**Task item:** Without the pictures, reproduce the entries below exactly.
··· Records supplied ···
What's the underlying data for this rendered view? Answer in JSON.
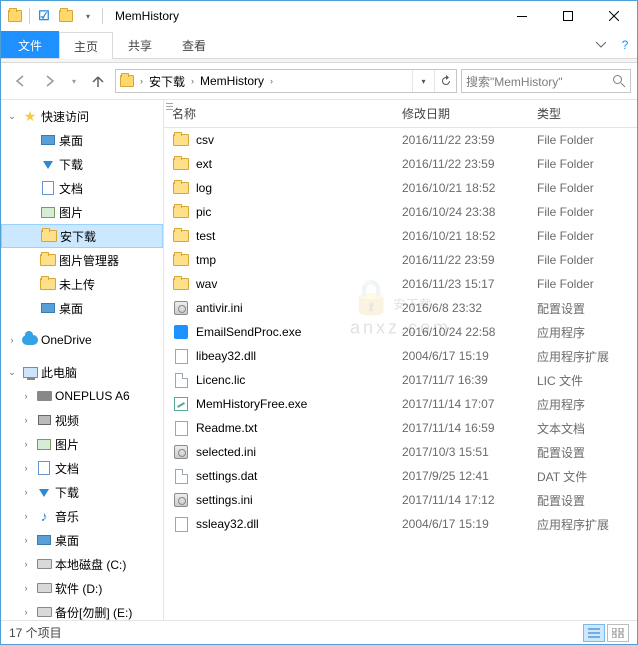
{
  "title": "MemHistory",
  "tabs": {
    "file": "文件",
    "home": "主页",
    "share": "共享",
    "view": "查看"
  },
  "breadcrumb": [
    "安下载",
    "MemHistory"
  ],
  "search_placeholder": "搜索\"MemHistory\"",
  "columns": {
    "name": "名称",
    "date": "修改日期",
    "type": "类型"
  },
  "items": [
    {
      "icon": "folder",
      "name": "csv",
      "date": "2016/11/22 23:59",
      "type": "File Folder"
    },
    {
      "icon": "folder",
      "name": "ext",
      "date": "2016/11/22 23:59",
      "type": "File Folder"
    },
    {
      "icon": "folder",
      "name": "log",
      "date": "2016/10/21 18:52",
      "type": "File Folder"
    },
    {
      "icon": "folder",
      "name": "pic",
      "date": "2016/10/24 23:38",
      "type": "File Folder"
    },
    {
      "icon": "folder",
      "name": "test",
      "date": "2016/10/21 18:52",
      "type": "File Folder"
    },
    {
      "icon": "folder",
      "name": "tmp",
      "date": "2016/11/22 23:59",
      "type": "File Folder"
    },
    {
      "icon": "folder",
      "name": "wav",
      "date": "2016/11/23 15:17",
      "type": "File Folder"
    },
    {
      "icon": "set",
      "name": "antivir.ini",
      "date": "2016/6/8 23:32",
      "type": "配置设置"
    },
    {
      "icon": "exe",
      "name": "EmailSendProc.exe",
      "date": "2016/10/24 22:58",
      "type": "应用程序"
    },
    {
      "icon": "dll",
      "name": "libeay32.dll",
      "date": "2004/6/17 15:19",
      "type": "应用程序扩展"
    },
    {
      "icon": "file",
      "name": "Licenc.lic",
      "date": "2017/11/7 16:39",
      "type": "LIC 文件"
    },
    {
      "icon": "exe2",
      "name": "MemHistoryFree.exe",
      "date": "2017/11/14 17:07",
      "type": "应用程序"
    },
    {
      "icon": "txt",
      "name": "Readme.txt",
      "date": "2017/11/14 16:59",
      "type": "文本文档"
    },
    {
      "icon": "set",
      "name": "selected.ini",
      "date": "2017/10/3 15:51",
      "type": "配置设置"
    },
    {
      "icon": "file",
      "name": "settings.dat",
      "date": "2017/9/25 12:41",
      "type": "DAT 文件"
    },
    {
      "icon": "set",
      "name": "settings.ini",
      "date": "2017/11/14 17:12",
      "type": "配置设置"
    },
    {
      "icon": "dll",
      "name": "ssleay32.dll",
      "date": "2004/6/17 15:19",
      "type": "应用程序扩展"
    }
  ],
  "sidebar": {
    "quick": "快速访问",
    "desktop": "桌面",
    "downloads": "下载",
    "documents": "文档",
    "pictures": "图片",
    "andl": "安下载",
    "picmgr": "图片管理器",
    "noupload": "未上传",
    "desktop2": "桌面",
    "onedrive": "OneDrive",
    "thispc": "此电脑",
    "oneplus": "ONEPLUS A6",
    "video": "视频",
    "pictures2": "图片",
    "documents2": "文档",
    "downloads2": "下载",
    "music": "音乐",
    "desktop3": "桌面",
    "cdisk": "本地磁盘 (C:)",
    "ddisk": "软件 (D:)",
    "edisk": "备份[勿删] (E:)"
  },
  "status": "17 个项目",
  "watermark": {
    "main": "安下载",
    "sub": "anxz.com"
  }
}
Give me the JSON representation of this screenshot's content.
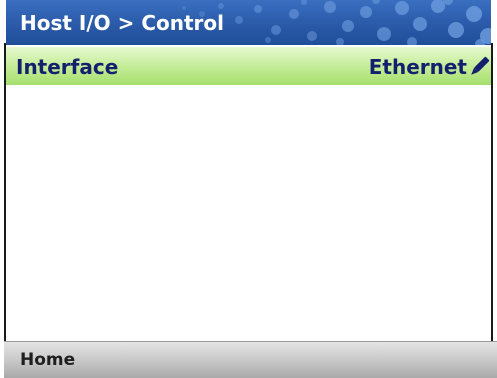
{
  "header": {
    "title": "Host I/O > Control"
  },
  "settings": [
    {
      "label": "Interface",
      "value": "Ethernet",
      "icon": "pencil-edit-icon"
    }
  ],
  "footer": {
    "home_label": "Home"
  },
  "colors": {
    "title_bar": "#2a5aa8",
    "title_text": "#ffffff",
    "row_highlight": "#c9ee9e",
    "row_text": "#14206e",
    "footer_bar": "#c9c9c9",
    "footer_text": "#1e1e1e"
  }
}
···
**Task result:**
What's the underlying data for this rendered view? Answer in JSON.
{
  "title": "MemHistory",
  "tabs": {
    "file": "文件",
    "home": "主页",
    "share": "共享",
    "view": "查看"
  },
  "breadcrumb": [
    "安下载",
    "MemHistory"
  ],
  "search_placeholder": "搜索\"MemHistory\"",
  "columns": {
    "name": "名称",
    "date": "修改日期",
    "type": "类型"
  },
  "items": [
    {
      "icon": "folder",
      "name": "csv",
      "date": "2016/11/22 23:59",
      "type": "File Folder"
    },
    {
      "icon": "folder",
      "name": "ext",
      "date": "2016/11/22 23:59",
      "type": "File Folder"
    },
    {
      "icon": "folder",
      "name": "log",
      "date": "2016/10/21 18:52",
      "type": "File Folder"
    },
    {
      "icon": "folder",
      "name": "pic",
      "date": "2016/10/24 23:38",
      "type": "File Folder"
    },
    {
      "icon": "folder",
      "name": "test",
      "date": "2016/10/21 18:52",
      "type": "File Folder"
    },
    {
      "icon": "folder",
      "name": "tmp",
      "date": "2016/11/22 23:59",
      "type": "File Folder"
    },
    {
      "icon": "folder",
      "name": "wav",
      "date": "2016/11/23 15:17",
      "type": "File Folder"
    },
    {
      "icon": "set",
      "name": "antivir.ini",
      "date": "2016/6/8 23:32",
      "type": "配置设置"
    },
    {
      "icon": "exe",
      "name": "EmailSendProc.exe",
      "date": "2016/10/24 22:58",
      "type": "应用程序"
    },
    {
      "icon": "dll",
      "name": "libeay32.dll",
      "date": "2004/6/17 15:19",
      "type": "应用程序扩展"
    },
    {
      "icon": "file",
      "name": "Licenc.lic",
      "date": "2017/11/7 16:39",
      "type": "LIC 文件"
    },
    {
      "icon": "exe2",
      "name": "MemHistoryFree.exe",
      "date": "2017/11/14 17:07",
      "type": "应用程序"
    },
    {
      "icon": "txt",
      "name": "Readme.txt",
      "date": "2017/11/14 16:59",
      "type": "文本文档"
    },
    {
      "icon": "set",
      "name": "selected.ini",
      "date": "2017/10/3 15:51",
      "type": "配置设置"
    },
    {
      "icon": "file",
      "name": "settings.dat",
      "date": "2017/9/25 12:41",
      "type": "DAT 文件"
    },
    {
      "icon": "set",
      "name": "settings.ini",
      "date": "2017/11/14 17:12",
      "type": "配置设置"
    },
    {
      "icon": "dll",
      "name": "ssleay32.dll",
      "date": "2004/6/17 15:19",
      "type": "应用程序扩展"
    }
  ],
  "sidebar": {
    "quick": "快速访问",
    "desktop": "桌面",
    "downloads": "下载",
    "documents": "文档",
    "pictures": "图片",
    "andl": "安下载",
    "picmgr": "图片管理器",
    "noupload": "未上传",
    "desktop2": "桌面",
    "onedrive": "OneDrive",
    "thispc": "此电脑",
    "oneplus": "ONEPLUS A6",
    "video": "视频",
    "pictures2": "图片",
    "documents2": "文档",
    "downloads2": "下载",
    "music": "音乐",
    "desktop3": "桌面",
    "cdisk": "本地磁盘 (C:)",
    "ddisk": "软件 (D:)",
    "edisk": "备份[勿删] (E:)"
  },
  "status": "17 个项目",
  "watermark": {
    "main": "安下载",
    "sub": "anxz.com"
  }
}
Give me the JSON representation of this screenshot's content.
{
  "header": {
    "title": "Host I/O > Control"
  },
  "settings": [
    {
      "label": "Interface",
      "value": "Ethernet",
      "icon": "pencil-edit-icon"
    }
  ],
  "footer": {
    "home_label": "Home"
  },
  "colors": {
    "title_bar": "#2a5aa8",
    "title_text": "#ffffff",
    "row_highlight": "#c9ee9e",
    "row_text": "#14206e",
    "footer_bar": "#c9c9c9",
    "footer_text": "#1e1e1e"
  }
}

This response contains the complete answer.